A.   The Old Testament believers (Jews) knew only of cleansing by sprinkling or pouring (Lev. 14:8-9; 15:5-27; 2 Kings 3:11). Cleansing was often done by a hyssop branch (Num. 19:13, 18-20). Jews cleansed with “living water”     (running water) because stagnate water was dirty (Num. 19:17). NOTE: No Jew was ever immersed and all the early Christians were Jews and they undoubtedly carried the Old Testament method of cleansing into the New Testament.

B.    The secondary meaning of baptiso is “to identify with” and this meaning is very common in the New Testament (1 Cor. 12:13; Rom. 6:1-4; Matt. 3:11; Mark 10:37-38; 1 Cor. 10:2; 15:29). NOTE: The symbolic meaning of John the Baptist’s baptism was to identify Jews with the coming Messiah (Matt. 3:1-12). John should be called “John the Identifier.” The baptism of Christ was to identify Him publicly with the Father’s will and to identify Himself with Israel and sinners (Matt. 3:13-17). Baptism for an adult Christian is to publicly identify himself with Christ and His purposes (Acts 2:41). 

C.    The term “in Jordan” may mean from the Greek “in the location of the Jordan” or “at the Jordan” (cf Mark 1:4). The “in” does not mean “under.”  

D.   As to Jesus’ baptism the phrase “coming out (ek) of the water” may also mean “from” or “away’ in the Greek. The word “coming” in the Greek means “to go up” or “ascend.” This is a picture of Christ going up from the water. Our Lord may have been in the water or at the water’s edge but nothing concretely says he was under the water.

E.    As for the water baptism of the Eunuch by Philip (Acts 8), the words “into the water” may be translated “to the water.”  It may mean “to the water’s edge” or actually “into the water” but there is no proof positive that he went “under” the water. The phrase “out of the water” (ek) can be translated “from the water.” NOTE: If it means the Eunuch came out from underneath the water, then Philip must have been immersed too, because it says they both came up from the water.

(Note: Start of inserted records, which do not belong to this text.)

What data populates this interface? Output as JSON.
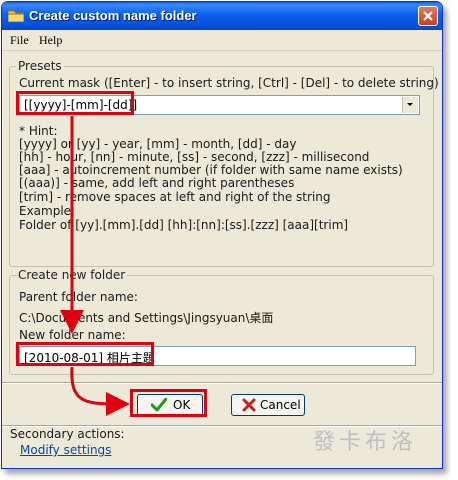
{
  "window": {
    "title": "Create custom name folder"
  },
  "menu": {
    "file": "File",
    "help": "Help"
  },
  "presets": {
    "legend": "Presets",
    "mask_label": "Current mask  ([Enter] - to insert string, [Ctrl] - [Del] - to delete string)",
    "mask_value": "[[yyyy]-[mm]-[dd]]",
    "hint_lines": [
      "* Hint:",
      "[yyyy] or [yy] - year, [mm] - month, [dd] - day",
      "[hh] - hour, [nn] - minute, [ss] - second, [zzz] - millisecond",
      "[aaa] - autoincrement number (if folder with same name exists)",
      "[(aaa)] - same, add left and right parentheses",
      "[trim] - remove spaces at left and right of the string",
      "Example:",
      "Folder of [yy].[mm].[dd] [hh]:[nn]:[ss].[zzz] [aaa][trim]"
    ]
  },
  "new_folder": {
    "legend": "Create new folder",
    "parent_label": "Parent folder name:",
    "parent_value": "C:\\Documents and Settings\\Jingsyuan\\桌面",
    "name_label": "New folder name:",
    "name_value": "[2010-08-01] 相片主題"
  },
  "buttons": {
    "ok": "OK",
    "cancel": "Cancel"
  },
  "secondary": {
    "label": "Secondary actions:",
    "modify": "Modify settings"
  },
  "watermark": "發卡布洛",
  "colors": {
    "highlight": "#e00010",
    "title_blue": "#0250d8",
    "ok_check": "#1a9a1a",
    "cancel_x": "#c81e1e"
  }
}
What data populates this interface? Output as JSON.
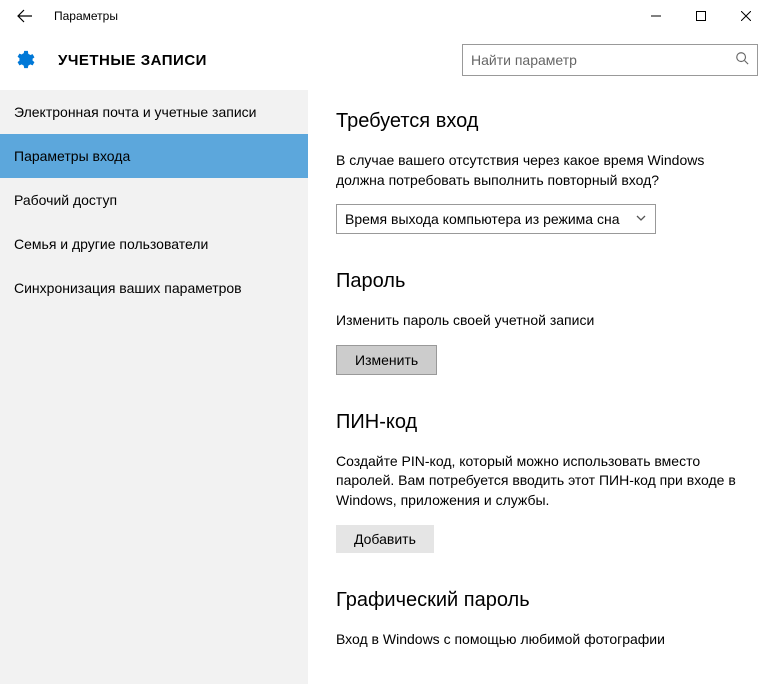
{
  "titlebar": {
    "title": "Параметры"
  },
  "header": {
    "section_title": "УЧЕТНЫЕ ЗАПИСИ",
    "search_placeholder": "Найти параметр"
  },
  "sidebar": {
    "items": [
      {
        "label": "Электронная почта и учетные записи"
      },
      {
        "label": "Параметры входа"
      },
      {
        "label": "Рабочий доступ"
      },
      {
        "label": "Семья и другие пользователи"
      },
      {
        "label": "Синхронизация ваших параметров"
      }
    ]
  },
  "main": {
    "sign_in": {
      "heading": "Требуется вход",
      "desc": "В случае вашего отсутствия через какое время Windows должна потребовать выполнить повторный вход?",
      "dropdown_value": "Время выхода компьютера из режима сна"
    },
    "password": {
      "heading": "Пароль",
      "desc": "Изменить пароль своей учетной записи",
      "button": "Изменить"
    },
    "pin": {
      "heading": "ПИН-код",
      "desc": "Создайте PIN-код, который можно использовать вместо паролей. Вам потребуется вводить этот ПИН-код при входе в Windows, приложения и службы.",
      "button": "Добавить"
    },
    "picture": {
      "heading": "Графический пароль",
      "desc": "Вход в Windows с помощью любимой фотографии"
    }
  }
}
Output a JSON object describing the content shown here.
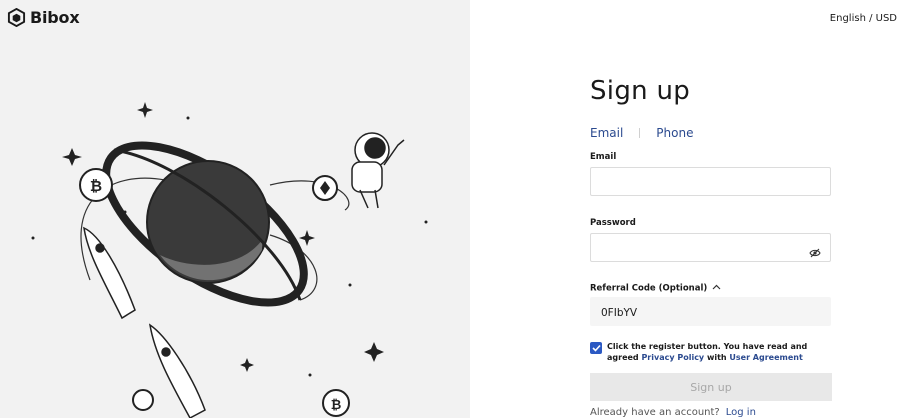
{
  "brand": {
    "name": "Bibox",
    "logo_icon": "bibox-cube-logo"
  },
  "header": {
    "language_currency": "English / USD"
  },
  "form": {
    "title": "Sign up",
    "tabs": [
      {
        "label": "Email",
        "active": true
      },
      {
        "label": "Phone",
        "active": false
      }
    ],
    "email": {
      "label": "Email",
      "value": ""
    },
    "password": {
      "label": "Password",
      "value": "",
      "icon": "eye-hidden-icon"
    },
    "referral": {
      "label": "Referral Code (Optional)",
      "value": "0FIbYV",
      "icon": "chevron-up-icon"
    },
    "agreement": {
      "checked": true,
      "text_before": "Click the register button. You have read and agreed ",
      "privacy_link": "Privacy Policy",
      "text_middle": " with ",
      "user_link": "User Agreement"
    },
    "submit_label": "Sign up",
    "footer": {
      "question": "Already have an account?",
      "login_link": "Log in"
    }
  },
  "illustration": {
    "description_icons": [
      "planet-icon",
      "astronaut-icon",
      "rocket-icon",
      "bitcoin-coin-icon",
      "ethereum-coin-icon",
      "star-icon"
    ]
  },
  "colors": {
    "accent": "#2b4a8f",
    "checkbox": "#2b59c3",
    "left_panel_bg": "#f2f2f2",
    "button_disabled": "#e8e8e8"
  }
}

Were the baptized and the baptizer both immersed?

F.    The one preposition in the Greek to express “under” is hupo but hupo is never used in connection with water baptism. Just one mention would have cleared up the issue completely.

G.   Historically, the Didache allowed for various modes of baptism such as pouring. Furthermore, the Didache allows for fasting, running water, etc., which are not requirements for baptism today.



A.   Inmersionists. Water baptism is symbolic of being identified with Christ in death, burial and resurrection (Rom. 6:3-4). Going into the water symbolizes death, going under the water, burial, and coming up, resurrection. The water would symbolize Christ who called Himself the living water.

B.    Affusionists. Water baptism is symbolic of the coming of the Holy Spirit upon a person so as to apply the death of Christ to the person, bringing newness of life (Acts 2:17,33; 10:44, 11:15). The Holy Spirit is often symbolized by water in the Bible.


V.             CONCLUSIONS

A.   Because water baptism is only a symbol, it obviously has nothing to do with salvation. Also the act of a Christian’s baptism is more important than the mode.

B.    Presbyterians believe the correct mode of baptism is affusion but allow for any mode of baptism. The Westminster Confession says, “Dipping of the person into the water is not necessary; but Baptism is rightly administered by pouring or sprinkling water upon the person” (XXVIII-III).     The Confession only says immersion is not necessary but it does not say it is wrong.